# EXERCISE INSTRUCTIONS
Filter the entries, keeping every line with the word "this".

# RECORDS SUPPLIED

———

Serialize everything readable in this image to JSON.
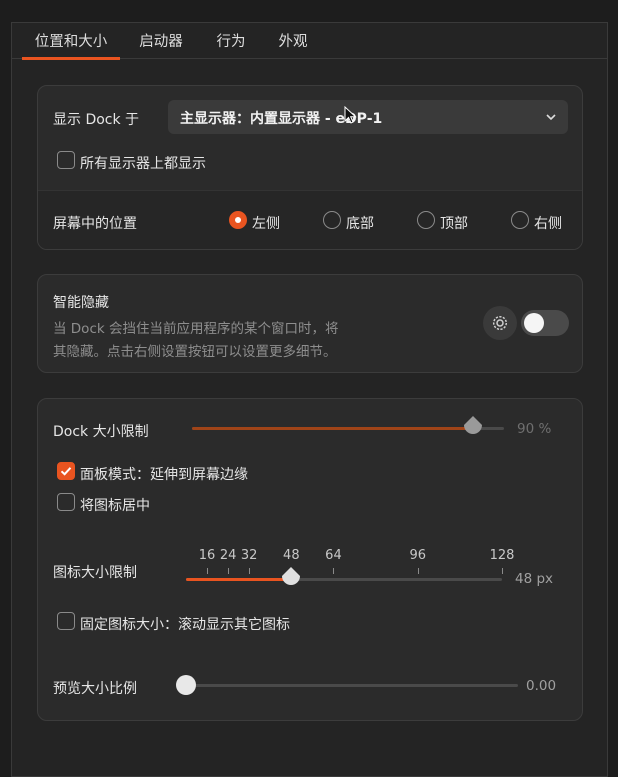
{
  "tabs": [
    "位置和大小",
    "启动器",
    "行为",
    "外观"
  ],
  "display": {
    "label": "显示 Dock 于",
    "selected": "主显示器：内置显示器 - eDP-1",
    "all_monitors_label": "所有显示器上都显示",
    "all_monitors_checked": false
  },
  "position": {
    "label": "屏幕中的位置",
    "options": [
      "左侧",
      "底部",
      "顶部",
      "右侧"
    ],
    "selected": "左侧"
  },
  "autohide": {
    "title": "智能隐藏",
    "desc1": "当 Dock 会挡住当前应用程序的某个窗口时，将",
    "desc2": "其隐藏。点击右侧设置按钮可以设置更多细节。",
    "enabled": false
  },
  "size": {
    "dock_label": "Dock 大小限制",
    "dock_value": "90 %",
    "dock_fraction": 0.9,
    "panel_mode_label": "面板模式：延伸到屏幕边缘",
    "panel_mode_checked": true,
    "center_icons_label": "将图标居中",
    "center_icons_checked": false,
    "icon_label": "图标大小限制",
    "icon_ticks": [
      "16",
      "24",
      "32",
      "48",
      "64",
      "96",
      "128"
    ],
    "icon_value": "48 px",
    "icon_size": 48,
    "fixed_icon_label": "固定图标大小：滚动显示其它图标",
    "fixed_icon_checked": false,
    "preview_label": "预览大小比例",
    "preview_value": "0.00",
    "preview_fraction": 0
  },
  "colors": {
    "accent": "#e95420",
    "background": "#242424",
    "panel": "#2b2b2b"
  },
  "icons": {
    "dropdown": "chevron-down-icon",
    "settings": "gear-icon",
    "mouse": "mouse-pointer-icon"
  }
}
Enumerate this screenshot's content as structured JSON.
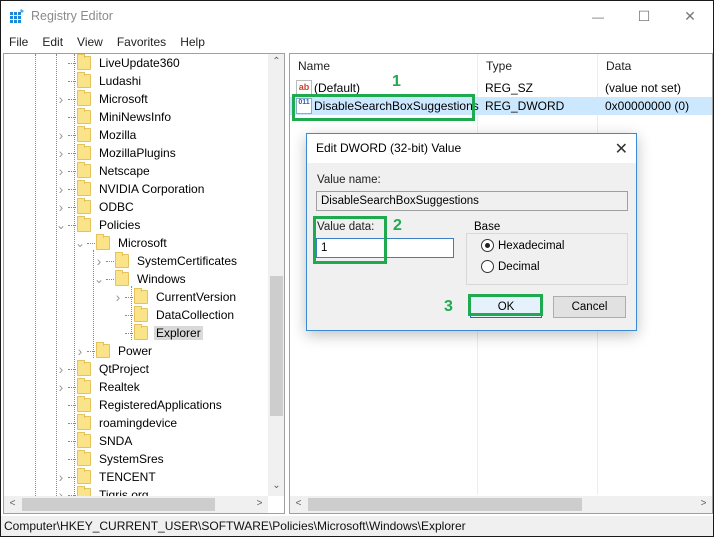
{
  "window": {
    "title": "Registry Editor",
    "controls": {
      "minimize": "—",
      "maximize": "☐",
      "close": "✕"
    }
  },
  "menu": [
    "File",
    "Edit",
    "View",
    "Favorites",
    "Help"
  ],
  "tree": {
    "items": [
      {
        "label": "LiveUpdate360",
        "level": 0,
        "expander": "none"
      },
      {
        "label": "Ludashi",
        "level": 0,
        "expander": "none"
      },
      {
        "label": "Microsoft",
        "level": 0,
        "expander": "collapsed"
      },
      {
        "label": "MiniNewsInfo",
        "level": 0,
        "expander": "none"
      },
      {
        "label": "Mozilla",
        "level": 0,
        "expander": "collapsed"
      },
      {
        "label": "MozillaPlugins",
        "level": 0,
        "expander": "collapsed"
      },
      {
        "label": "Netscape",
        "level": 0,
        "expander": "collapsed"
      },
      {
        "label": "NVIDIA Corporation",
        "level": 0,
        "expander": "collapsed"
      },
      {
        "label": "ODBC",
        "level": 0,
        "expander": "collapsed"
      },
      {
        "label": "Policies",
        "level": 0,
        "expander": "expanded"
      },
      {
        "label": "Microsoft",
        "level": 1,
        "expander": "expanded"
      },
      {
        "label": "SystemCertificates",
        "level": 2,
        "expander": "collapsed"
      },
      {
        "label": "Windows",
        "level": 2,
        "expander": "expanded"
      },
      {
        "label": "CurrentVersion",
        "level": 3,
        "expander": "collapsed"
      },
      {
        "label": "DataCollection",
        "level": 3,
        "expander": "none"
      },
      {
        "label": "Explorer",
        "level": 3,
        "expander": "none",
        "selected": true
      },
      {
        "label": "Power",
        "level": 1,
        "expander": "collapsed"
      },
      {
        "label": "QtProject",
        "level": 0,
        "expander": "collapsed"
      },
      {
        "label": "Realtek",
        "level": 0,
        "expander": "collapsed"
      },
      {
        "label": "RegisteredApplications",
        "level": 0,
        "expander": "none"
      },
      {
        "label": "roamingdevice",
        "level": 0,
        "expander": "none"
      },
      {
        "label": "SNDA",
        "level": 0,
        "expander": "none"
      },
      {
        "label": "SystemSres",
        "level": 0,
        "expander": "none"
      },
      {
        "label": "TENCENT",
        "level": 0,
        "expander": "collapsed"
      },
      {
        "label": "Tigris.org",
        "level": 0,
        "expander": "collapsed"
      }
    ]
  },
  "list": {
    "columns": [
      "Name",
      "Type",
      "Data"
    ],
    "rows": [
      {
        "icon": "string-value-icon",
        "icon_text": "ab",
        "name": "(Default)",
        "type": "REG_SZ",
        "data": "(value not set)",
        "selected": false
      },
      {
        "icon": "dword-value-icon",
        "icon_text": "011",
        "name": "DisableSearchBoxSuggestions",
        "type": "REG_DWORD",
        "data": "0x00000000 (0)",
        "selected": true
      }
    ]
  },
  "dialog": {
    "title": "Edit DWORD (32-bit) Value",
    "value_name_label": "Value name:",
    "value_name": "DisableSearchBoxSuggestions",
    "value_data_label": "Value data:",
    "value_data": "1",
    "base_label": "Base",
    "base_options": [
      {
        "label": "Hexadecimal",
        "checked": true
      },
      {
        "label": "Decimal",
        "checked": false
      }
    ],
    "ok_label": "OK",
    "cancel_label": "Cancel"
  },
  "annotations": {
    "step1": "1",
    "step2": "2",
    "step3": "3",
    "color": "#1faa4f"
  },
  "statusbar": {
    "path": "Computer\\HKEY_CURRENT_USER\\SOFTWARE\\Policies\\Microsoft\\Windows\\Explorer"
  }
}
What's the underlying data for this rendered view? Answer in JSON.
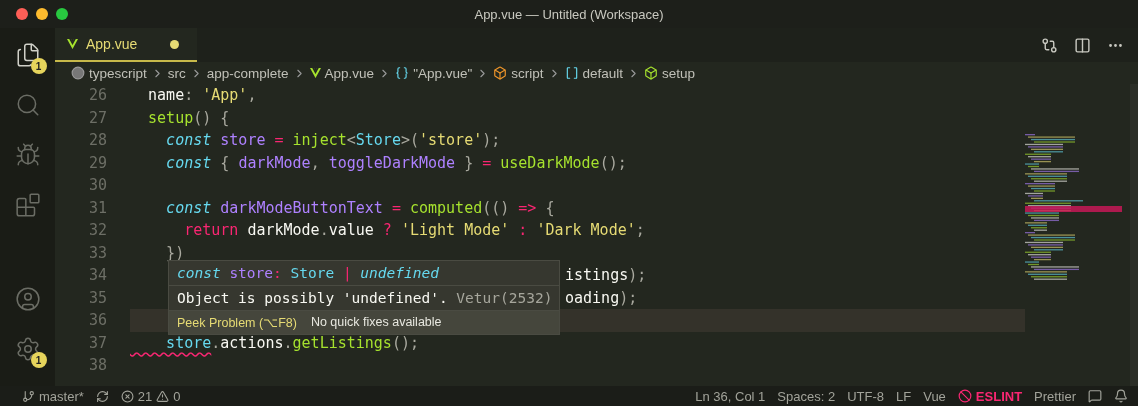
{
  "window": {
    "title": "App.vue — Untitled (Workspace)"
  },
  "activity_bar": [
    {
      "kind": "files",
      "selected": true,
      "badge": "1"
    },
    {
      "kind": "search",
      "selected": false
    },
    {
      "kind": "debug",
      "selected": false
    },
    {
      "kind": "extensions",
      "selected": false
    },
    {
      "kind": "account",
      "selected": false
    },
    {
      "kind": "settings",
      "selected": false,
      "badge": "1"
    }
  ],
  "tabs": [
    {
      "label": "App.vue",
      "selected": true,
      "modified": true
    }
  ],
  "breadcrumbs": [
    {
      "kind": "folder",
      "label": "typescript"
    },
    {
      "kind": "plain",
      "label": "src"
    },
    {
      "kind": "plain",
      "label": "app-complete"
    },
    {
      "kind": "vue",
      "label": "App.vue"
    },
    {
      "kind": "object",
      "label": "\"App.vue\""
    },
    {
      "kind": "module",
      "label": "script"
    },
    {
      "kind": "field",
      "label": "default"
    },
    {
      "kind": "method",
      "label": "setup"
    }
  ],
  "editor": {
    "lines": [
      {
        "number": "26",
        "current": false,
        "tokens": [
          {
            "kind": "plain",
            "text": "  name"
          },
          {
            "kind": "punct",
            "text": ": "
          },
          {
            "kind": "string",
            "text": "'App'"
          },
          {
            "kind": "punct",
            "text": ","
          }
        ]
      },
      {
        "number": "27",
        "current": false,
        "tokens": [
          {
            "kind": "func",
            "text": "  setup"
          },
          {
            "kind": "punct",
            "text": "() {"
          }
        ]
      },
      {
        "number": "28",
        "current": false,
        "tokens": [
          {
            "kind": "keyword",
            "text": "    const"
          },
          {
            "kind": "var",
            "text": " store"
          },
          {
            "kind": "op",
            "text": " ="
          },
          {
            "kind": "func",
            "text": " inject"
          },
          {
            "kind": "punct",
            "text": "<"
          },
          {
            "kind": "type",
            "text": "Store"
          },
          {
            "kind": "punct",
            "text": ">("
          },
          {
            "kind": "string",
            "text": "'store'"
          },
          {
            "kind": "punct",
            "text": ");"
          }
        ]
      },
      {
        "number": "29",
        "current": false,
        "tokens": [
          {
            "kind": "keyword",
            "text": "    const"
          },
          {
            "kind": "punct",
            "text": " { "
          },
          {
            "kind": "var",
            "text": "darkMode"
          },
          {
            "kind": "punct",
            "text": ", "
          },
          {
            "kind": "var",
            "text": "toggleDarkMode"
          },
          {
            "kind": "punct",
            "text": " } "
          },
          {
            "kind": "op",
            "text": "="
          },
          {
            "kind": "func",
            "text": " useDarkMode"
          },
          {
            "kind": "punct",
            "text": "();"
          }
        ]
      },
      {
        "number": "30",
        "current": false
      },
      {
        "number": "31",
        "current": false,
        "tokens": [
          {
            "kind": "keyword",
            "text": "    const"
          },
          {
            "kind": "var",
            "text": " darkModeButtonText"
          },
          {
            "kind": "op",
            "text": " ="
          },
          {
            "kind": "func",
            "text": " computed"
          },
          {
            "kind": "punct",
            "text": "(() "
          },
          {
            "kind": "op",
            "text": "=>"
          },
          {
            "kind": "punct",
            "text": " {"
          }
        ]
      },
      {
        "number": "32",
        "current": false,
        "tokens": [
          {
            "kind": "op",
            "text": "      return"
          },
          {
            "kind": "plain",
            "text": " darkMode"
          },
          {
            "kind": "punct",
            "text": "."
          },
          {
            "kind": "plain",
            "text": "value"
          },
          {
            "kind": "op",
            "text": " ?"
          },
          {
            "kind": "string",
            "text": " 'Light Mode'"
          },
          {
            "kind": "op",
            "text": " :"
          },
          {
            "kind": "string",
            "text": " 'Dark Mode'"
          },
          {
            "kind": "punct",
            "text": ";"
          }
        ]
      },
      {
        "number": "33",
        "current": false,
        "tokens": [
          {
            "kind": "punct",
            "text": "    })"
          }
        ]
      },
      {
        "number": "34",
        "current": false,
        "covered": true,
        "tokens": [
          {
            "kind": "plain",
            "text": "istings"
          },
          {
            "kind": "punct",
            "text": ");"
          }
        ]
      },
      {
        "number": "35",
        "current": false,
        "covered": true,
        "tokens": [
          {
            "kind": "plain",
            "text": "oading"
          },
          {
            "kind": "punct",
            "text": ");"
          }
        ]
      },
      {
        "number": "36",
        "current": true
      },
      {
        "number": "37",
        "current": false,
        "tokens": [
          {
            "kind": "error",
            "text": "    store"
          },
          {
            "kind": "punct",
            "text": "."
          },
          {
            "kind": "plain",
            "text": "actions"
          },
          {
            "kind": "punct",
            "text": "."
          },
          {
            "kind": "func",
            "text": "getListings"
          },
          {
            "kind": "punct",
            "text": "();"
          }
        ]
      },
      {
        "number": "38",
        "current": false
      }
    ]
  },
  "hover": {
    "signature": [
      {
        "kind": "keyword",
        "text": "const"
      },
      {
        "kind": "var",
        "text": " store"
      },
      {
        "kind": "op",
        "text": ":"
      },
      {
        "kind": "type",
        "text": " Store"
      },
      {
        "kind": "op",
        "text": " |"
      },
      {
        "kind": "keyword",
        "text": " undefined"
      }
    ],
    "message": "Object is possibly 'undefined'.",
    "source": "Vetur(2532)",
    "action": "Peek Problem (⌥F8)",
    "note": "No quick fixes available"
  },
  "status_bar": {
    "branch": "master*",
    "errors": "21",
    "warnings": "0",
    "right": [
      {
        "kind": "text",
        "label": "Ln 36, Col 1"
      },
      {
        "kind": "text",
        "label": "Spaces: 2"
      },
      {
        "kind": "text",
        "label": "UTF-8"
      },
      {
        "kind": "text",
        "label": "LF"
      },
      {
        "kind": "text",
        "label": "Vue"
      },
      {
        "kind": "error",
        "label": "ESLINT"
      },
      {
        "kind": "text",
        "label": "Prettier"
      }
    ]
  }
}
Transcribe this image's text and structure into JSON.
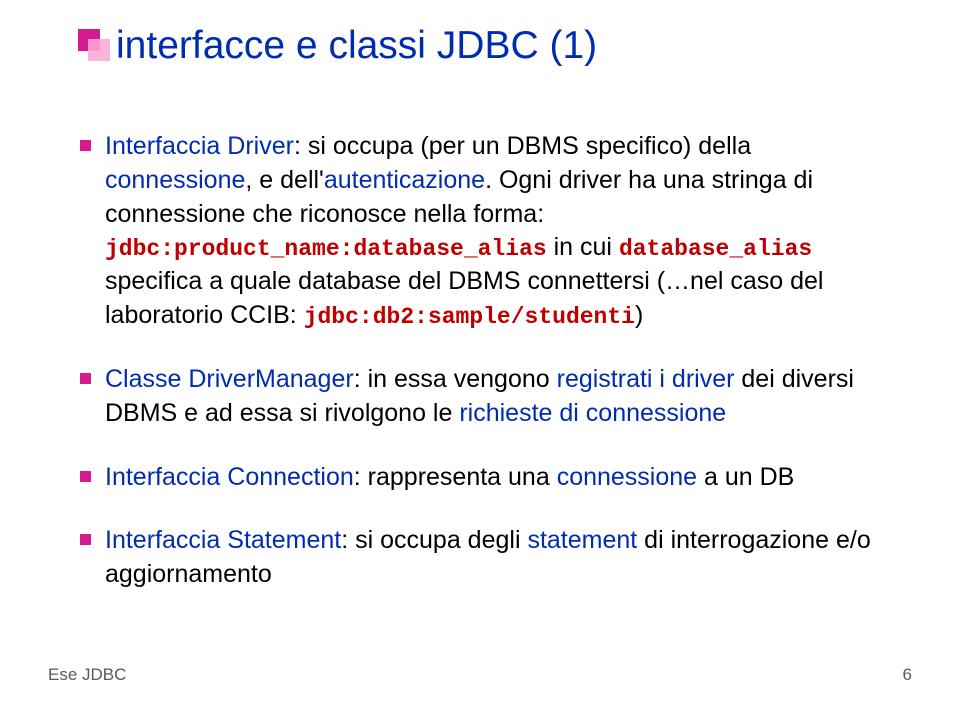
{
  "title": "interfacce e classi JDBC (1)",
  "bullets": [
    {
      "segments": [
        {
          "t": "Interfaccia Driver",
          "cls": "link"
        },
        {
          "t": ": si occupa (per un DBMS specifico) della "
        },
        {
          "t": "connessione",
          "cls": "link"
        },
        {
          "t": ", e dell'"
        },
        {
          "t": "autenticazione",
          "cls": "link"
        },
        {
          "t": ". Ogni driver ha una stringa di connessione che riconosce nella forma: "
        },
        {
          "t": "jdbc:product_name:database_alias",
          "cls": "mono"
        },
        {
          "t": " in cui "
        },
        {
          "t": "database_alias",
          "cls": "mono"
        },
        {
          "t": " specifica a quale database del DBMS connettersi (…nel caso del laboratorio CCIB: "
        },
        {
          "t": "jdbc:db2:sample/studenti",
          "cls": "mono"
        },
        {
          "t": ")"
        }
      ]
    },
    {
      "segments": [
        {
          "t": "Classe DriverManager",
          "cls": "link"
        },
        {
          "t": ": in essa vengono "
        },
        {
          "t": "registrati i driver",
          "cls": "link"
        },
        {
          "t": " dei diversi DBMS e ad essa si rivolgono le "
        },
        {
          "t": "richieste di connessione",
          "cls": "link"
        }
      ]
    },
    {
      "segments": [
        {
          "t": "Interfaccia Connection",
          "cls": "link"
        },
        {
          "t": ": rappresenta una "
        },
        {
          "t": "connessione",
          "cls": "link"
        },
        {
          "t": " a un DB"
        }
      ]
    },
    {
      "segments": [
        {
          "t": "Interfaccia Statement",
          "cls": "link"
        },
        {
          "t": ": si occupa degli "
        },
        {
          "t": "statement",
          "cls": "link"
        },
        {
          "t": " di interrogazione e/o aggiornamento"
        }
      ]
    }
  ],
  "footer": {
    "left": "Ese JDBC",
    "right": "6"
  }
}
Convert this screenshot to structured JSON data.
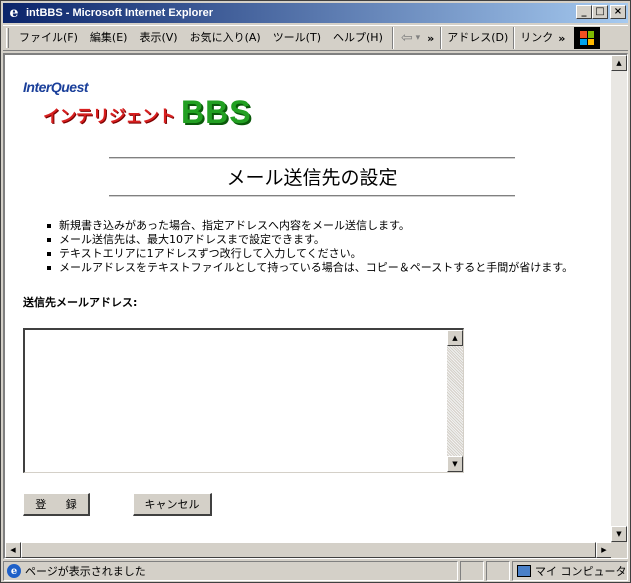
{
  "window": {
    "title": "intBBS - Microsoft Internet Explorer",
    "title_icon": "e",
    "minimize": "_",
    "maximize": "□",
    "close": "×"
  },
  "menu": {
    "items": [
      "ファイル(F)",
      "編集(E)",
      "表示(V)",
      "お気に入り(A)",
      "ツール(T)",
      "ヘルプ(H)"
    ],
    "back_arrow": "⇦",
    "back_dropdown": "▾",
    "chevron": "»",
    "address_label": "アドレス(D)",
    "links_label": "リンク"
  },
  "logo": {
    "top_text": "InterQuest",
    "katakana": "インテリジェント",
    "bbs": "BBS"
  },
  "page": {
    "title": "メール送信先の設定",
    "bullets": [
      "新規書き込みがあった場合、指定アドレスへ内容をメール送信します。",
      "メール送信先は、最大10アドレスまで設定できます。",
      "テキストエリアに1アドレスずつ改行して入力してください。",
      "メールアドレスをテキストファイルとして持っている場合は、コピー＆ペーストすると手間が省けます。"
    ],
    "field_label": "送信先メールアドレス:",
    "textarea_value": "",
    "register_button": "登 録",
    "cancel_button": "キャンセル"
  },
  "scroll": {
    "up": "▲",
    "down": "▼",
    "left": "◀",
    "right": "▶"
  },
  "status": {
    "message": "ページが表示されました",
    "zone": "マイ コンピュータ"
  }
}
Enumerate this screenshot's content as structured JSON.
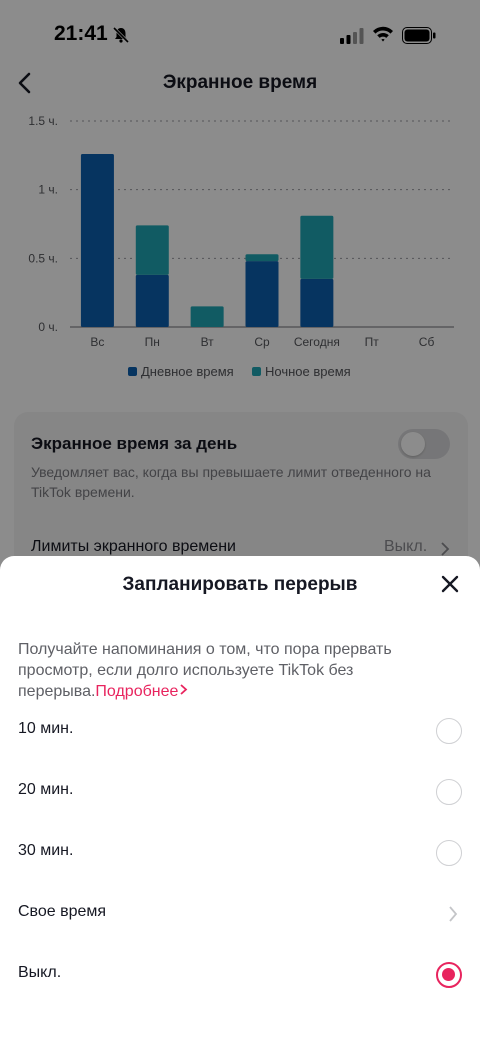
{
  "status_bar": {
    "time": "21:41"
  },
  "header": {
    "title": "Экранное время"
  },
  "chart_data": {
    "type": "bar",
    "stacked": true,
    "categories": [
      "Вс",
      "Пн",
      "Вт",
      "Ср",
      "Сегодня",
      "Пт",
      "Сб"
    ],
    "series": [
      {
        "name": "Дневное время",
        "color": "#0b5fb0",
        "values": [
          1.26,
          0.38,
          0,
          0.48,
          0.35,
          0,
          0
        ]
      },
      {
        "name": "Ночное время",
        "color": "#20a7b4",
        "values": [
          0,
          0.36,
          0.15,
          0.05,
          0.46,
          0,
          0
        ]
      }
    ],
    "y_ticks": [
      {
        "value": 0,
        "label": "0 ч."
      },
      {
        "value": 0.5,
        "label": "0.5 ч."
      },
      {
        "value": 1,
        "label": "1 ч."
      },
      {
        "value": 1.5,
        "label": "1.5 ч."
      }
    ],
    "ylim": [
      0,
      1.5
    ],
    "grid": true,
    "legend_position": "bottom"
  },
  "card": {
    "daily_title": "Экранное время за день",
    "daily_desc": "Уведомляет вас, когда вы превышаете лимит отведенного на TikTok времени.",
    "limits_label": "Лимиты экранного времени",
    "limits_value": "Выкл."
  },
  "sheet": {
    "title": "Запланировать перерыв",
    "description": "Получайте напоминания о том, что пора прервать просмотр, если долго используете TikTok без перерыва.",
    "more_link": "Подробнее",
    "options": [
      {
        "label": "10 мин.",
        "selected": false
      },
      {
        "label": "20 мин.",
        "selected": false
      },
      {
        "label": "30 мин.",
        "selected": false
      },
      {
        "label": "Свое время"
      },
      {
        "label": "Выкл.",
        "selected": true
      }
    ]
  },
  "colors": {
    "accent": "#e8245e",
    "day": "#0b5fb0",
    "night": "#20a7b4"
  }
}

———

# EXERCISE RESULT
Serialize everything readable in this image to JSON.
Enumerate this screenshot's content as structured JSON.
What's the underlying data for this rendered view? Answer in JSON.
Transcribe this image's text and structure into JSON.
Convert this screenshot to structured JSON data.
Enumerate this screenshot's content as structured JSON.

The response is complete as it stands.